Every record must be repeated exactly, with no omission.

----

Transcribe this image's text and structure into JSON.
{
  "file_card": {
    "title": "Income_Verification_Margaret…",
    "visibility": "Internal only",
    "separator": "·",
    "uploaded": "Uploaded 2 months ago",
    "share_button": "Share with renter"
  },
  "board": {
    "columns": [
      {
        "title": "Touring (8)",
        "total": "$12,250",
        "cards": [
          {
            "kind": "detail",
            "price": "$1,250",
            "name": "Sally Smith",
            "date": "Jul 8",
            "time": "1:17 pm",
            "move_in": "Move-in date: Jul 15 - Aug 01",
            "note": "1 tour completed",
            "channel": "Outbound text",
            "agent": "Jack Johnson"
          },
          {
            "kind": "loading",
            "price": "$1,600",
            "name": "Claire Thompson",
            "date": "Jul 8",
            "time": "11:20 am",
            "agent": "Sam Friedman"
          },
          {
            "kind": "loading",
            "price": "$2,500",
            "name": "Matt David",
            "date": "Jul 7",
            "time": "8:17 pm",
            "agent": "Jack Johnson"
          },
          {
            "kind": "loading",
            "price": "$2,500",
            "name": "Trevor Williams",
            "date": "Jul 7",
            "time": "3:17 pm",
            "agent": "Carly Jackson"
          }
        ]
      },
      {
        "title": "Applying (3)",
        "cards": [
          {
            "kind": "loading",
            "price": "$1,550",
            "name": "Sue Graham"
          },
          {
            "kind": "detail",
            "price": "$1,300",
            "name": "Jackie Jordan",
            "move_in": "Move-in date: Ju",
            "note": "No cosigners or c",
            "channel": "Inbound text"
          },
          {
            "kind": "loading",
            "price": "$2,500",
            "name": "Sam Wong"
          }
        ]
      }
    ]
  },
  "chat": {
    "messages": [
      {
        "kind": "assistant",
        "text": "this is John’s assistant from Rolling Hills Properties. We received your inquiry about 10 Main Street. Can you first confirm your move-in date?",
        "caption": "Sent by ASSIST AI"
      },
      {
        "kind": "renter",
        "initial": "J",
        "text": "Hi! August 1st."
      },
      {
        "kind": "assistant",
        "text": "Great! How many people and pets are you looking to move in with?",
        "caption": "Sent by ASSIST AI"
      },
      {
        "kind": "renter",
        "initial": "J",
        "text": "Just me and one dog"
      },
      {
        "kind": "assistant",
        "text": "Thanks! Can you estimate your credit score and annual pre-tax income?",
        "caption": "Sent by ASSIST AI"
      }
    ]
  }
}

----

EXERCISE OUTPUT:
Transcribe this image's text and structure into JSON.
{
  "file_card": {
    "title": "Income_Verification_Margaret…",
    "visibility": "Internal only",
    "separator": "·",
    "uploaded": "Uploaded 2 months ago",
    "share_button": "Share with renter"
  },
  "board": {
    "columns": [
      {
        "title": "Touring (8)",
        "total": "$12,250",
        "cards": [
          {
            "kind": "detail",
            "price": "$1,250",
            "name": "Sally Smith",
            "date": "Jul 8",
            "time": "1:17 pm",
            "move_in": "Move-in date: Jul 15 - Aug 01",
            "note": "1 tour completed",
            "channel": "Outbound text",
            "agent": "Jack Johnson"
          },
          {
            "kind": "loading",
            "price": "$1,600",
            "name": "Claire Thompson",
            "date": "Jul 8",
            "time": "11:20 am",
            "agent": "Sam Friedman"
          },
          {
            "kind": "loading",
            "price": "$2,500",
            "name": "Matt David",
            "date": "Jul 7",
            "time": "8:17 pm",
            "agent": "Jack Johnson"
          },
          {
            "kind": "loading",
            "price": "$2,500",
            "name": "Trevor Williams",
            "date": "Jul 7",
            "time": "3:17 pm",
            "agent": "Carly Jackson"
          }
        ]
      },
      {
        "title": "Applying (3)",
        "cards": [
          {
            "kind": "loading",
            "price": "$1,550",
            "name": "Sue Graham"
          },
          {
            "kind": "detail",
            "price": "$1,300",
            "name": "Jackie Jordan",
            "move_in": "Move-in date: Ju",
            "note": "No cosigners or c",
            "channel": "Inbound text"
          },
          {
            "kind": "loading",
            "price": "$2,500",
            "name": "Sam Wong"
          }
        ]
      }
    ]
  },
  "chat": {
    "messages": [
      {
        "kind": "assistant",
        "text": "this is John’s assistant from Rolling Hills Properties. We received your inquiry about 10 Main Street. Can you first confirm your move-in date?",
        "caption": "Sent by ASSIST AI"
      },
      {
        "kind": "renter",
        "initial": "J",
        "text": "Hi! August 1st."
      },
      {
        "kind": "assistant",
        "text": "Great! How many people and pets are you looking to move in with?",
        "caption": "Sent by ASSIST AI"
      },
      {
        "kind": "renter",
        "initial": "J",
        "text": "Just me and one dog"
      },
      {
        "kind": "assistant",
        "text": "Thanks! Can you estimate your credit score and annual pre-tax income?",
        "caption": "Sent by ASSIST AI"
      }
    ]
  }
}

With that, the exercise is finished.